SINGLE ORIGIN: Kenya, Gatina Nyeri Peaberry

TASTE NOTES Dried mango, persimmon, black current
1800 - 2050 masl
Batian, Ruiru


Small farm sizes of just a few hundred trees per farmer means that farming families can more easily apply specialty coffee cultivation techniques. Thanks to their focus and with support from Mugaga Farmers’ Cooperative Society, the typical Kenyan profile in this coffee is carefully preserved from the members’ fields to the dry mill and beyond.

The 790 members of Gatina station cultivate a total of 142 hectares. This breaks down to about a tenth of a hectare—or a few hundred trees—per farmer. Such small coffee ‘gardens’ makes it possible, vital even, to focus on specialty processing and increase the value per kilogram of cherry picked. Farm labor is usually entirely provided by family members, which can often make maintaining specialty cultivation and picking practices easier. Many of the farmers also grow tea, maize and legumes to consume or sell at local markets for additional cash income.

Farmers selectively handpick ripe cherry and deliver it directly to Gatina, or one of the 4 collection points created to ease transport burdens on more distant farms. Cherry is hand sorted at intake and damaged, overripes and underripes are removed before pulping. The role of the cherry clerk, who must ensure that only the ripest cherry is processed, is of paramount importance. Farmers will not be allowed to submit sub-par cherry and must take any rejected cherry home with them to dry on beds or mats. This cherry can then be submitted at the end of the season as mbuni grade for a much lower price. In this way, farmers are incentivized to only pick cherry that is truly at its peak.  

Cherry is pulped with a three-disc pulper and then fermented overnight. All water for pulping and fermentation is drawn from fresh rivers flowing from the many streams on Mt. Kenya and the Aberdares Mountains. Following fermentation, coffee is washed in clean water, soaked and spread to dry on raised drying beds. Parchment dries for 7 to 15 days. Throughout the drying process, parchment is frequently turned to promote even drying and covered during the hottest part of the day to maintain steady temperatures. Employees also inspect drying parchment and remove any damaged or discolored beans.  

Once dry, parchment is delivered to Kahawa Bora Millers, one of our Sister Companies in Kenya. The mill has the capacity to mill smaller lots separately to help preserve quality and traceability.

PB stands for PPB stands for Peaberry. Peaberry is a name given to a very specific shape of bean. In Spanish, peaberries are called “caracol”, which means “snail”. The name aptly describes the shape of the peaberry bean, which appears slightly curved in on itself.   

Peaberries are the result of a natural mutation in the coffee cherry.

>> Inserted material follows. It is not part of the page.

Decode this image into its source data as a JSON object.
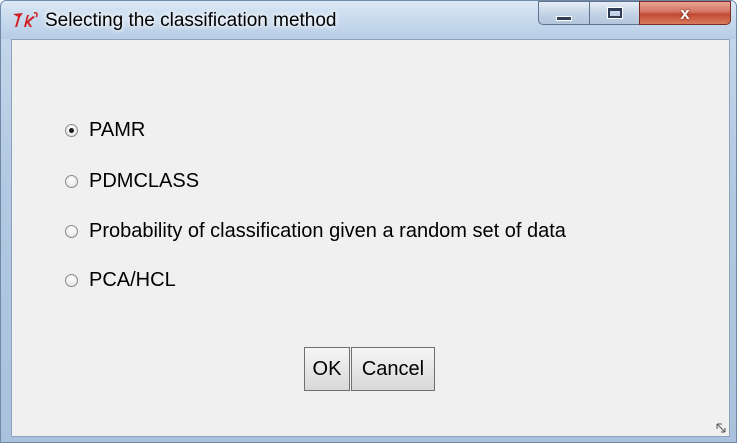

Whereas there are usually two beans nestled together in each fruit, in a cherry with a peaberry mutation, only one bean forms. As a result, peaberries are a single, rounder bean.   

Peaberry mutations occur in approximately 5% of all coffee. The beans are known for being rounder, smaller and denser, which can contribute to a more even roast color, when handled correctly. Many people find peaberries to have a sweeter flavor profile, as well.

Since peaberries are a natural mutation that is not visible from the outside of the cherry, peaberries must be sorted out during the screen grading stage of dry milling. The peaberry screens have the smallest holes, which are oblong to allow the rounder beans to fall through.  eaberry. Peaberry is a name given to a very specific shape of bean. In Spanish, peaberries are called “caracol”, which means “snail”. The name aptly describes the shape of the peaberry bean, which appears slightly curved in on itself. 

Mugaga Farmers’ Cooperative Society manages 5 washing stations and has over 4,800 member farmers. In addition to managing washing stations that help their members garner high prices for their coffee, Mugaga works to alleviate a number of barriers to success that frequently thwart their members.  

Many members have low yields due to a combination of a lack of inputs, older rootstock and attacks from pests and disease. Mugaga provides resources to help member farmers improve yields. They also have programs that focus on increasing participation among young people and women in coffee. As we can see from their numbers, they have been very successful so far. A full third of their members are women, especially impressive when compared to many other cooperative gender ratios.